We all have our own version of The Beach — that spot in the world where all is perfect and all is paradise. I found my version back in 2007. It’s a small town in Western Australia called Coral Bay. It’s a one-road town with one bar, one supermarket, three restaurants, and three hotels. This is a small town. There’s not much to do. And that’s why I love it.

Coral Bay is my paradise. From the first time, I visited, I fell in love with this idyllic little beach town in the middle of nowhere. On one side of Coral Bay, it’s barren, arid cattle country, where sheep roam and truckers dodge kangaroos. On the other side, it’s blue water, sandy beaches, and the Ningaloo Reef and its abundance of marine life.

And, in between that, is a little town that’s home to one hotel, an RV site, a bunch of backpackers, and some beach bums enjoy the tropical beauty at the end of the world.

Everything in this town revolves around one giant white sand beach with turquoise blue water that stretches until infinity and a reef system so close to the land, you can swim to it. There are so many turtles, fish, and stingrays, it’s too much to handle. When I was there in 2007, I woke up every day, swam with turtles, relaxed on the beach, and worked on my tan. At night, the setting sun would light up the sky in fiery tones of red and orange while I cooled off with a cold beer and good friends.

Life in Coral Bay is perfection, and my time there went way too fast. I could have stayed for weeks, and I longed to go back and visit because a quiet beach town is all I want in life. When Tourism Australia invited me to Australia last month, I declined the offer at first. After all, I just went to Australia at the beginning of the year. But when they told me I could go back to Coral Bay, I jumped at the chance.

I wondered what the town would look like after three years. Tourism in Western Australia has grown in recent years, and I wondered if this sleepy town had been spoiled. Would I return to my one-road paradise just to find multiple roads, more hotels, and more restaurants? After three years away, I was glad to see the town was still quiet and peaceful.
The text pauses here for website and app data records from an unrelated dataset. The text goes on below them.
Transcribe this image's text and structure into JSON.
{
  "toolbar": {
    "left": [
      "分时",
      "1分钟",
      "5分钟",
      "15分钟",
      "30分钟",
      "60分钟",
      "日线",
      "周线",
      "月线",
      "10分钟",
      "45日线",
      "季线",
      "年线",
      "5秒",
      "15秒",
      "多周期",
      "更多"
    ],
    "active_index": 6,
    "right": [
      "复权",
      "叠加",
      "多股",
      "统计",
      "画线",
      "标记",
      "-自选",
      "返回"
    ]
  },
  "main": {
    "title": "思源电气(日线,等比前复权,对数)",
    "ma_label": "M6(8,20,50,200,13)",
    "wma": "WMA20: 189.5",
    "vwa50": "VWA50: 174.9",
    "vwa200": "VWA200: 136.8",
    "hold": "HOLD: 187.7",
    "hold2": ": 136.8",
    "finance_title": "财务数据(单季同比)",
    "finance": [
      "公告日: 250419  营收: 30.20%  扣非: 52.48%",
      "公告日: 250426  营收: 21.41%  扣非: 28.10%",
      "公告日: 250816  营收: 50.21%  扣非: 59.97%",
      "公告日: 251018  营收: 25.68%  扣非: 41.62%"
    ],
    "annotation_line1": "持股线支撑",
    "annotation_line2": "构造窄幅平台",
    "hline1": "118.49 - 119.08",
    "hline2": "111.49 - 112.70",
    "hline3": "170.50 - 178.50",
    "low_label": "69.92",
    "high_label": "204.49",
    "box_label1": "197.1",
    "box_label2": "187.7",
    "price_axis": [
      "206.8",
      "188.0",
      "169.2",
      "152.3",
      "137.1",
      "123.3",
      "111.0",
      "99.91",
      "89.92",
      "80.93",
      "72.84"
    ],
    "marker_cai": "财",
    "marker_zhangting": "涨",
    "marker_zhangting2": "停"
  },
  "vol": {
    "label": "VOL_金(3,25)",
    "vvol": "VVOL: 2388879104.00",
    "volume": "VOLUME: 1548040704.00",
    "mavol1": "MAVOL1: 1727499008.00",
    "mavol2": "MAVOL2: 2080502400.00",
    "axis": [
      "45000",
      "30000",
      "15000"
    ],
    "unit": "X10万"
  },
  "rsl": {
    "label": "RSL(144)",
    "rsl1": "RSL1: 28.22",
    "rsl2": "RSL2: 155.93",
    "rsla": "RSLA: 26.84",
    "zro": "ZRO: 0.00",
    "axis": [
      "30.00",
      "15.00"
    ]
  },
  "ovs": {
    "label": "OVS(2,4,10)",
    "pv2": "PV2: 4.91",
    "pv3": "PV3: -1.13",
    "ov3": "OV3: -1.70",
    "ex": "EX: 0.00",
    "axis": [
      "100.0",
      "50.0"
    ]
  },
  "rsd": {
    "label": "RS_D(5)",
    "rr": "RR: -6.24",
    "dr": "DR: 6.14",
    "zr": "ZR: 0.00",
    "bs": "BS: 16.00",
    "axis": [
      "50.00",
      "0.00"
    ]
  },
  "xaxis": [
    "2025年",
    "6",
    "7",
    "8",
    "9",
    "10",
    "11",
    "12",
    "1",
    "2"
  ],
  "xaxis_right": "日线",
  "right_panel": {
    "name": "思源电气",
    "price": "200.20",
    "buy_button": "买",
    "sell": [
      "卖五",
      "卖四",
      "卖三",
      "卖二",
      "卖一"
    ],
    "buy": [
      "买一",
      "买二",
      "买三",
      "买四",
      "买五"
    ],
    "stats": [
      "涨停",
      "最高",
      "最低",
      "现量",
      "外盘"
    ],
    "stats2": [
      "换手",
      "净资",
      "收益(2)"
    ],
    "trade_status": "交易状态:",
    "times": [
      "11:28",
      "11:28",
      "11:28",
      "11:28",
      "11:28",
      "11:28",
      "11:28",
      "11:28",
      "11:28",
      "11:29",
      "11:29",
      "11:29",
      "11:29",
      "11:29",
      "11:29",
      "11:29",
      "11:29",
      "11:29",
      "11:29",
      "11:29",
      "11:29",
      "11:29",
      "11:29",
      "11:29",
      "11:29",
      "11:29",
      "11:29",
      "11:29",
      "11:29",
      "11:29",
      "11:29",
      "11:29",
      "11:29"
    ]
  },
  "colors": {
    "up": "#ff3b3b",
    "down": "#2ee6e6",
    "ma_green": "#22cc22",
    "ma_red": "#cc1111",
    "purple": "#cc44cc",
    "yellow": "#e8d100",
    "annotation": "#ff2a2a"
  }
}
Whatever Coral Bay looked like now, I planned on doing more this visit than just sitting on the beach. To begin with, it was off to explore the outback that surrounds Coral Bay. While I was in the countryside, kangaroos jumped all around, eagles and other birds flew above, and there was wildlife everywhere.

Then we went down to the beach and spotted parrotfish jumping in the shallows and reef sharks circling for food. Snorkeling and swimming around the reef for a second time, I realized this is the best reef in Australia. The Great Barrier Reef gets all the attention, but the Ningaloo Reef is much better. There’s brighter coral and more wildlife, including whale sharks, turtles, and dolphins. It hasn’t been spoiled by overdevelopment or overfishing. While the Great Barrier Reef looks amazing from the air, it’s what we see underwater that matters, and I see far more underwater action here than I do on the Great Barrier Reef.

During March and April, whale sharks migrate up the coast, and large manta rays can be found around the reef. It being off-season, I had to settle for the manta rays. I took a half-day snorkeling trip around the reef; about an hour outside of Coral Bay, we spotted some large manta rays.

These creatures were huge! It was amazing to swim with them and watch them glide effortlessly through the water. I never realized how big these creatures were. In my mind, they were as big as a person. In real life, they’re as big as three!

This isn’t your standard Aussie tourist destination. It’s that very isolation that keeps most tourists away, leaving the place so peaceful and detached from the rest of the world. This is a spot for mostly Australian and people driving around in campervans. There are no hordes of people ruining the beaches or the wildlife. It’s a world away from the busy East Coast.

If you ask me, there’s nothing in eastern Australia that equals the beauty of Coral Bay. Forget Cairns, Noosa, Magnetic Island, or Bondi Beach. If you want to experience the beaches you see in ads for Australia, come to Coral Bay.

While part of me wants you to go there, part of me wants it all to myself. Paradises are all eventually lost, but I want to hold onto mine just a bit longer. If you make it there, you’ll see what I mean. You’ll want to tell others, but you won’t really want to tell others. Then again, maybe you’ll find the sign pointing to Coral Bay has suddenly disappeared, and I can keep my version of heaven just a bit longer.

How to Visit Coral Bay

Coral Bay isn’t an easy place to get to. By car, it’s almost 5,000km from Sydney — literally across the entire continent. It’s located in the middle of the western coast, making it far off the beaten trail. The closest airport is located a couple of hours away in Learmonth. Shuttle buses are available from Coral Bay Airport Transfers for 95 AUD per person (one way). They run round-trip service with a flexible schedule based around the arrival and departure of flights.

Integrity Coach Lines also have service from Learmonth to Coral Bay, though they only operate a few days a week in the area. One-way tickets are 47 AUD per person.

If you plan to drive from Perth, expect the journey to take at least 12 hours each way. If you’re coming from the other direction, the trip is a solid 14-hour drive from Broome.

As for accommodation, there are a couple of hotels in the area as well as a hostel to stay at. If you’re driving, you’ll find some RV parks too.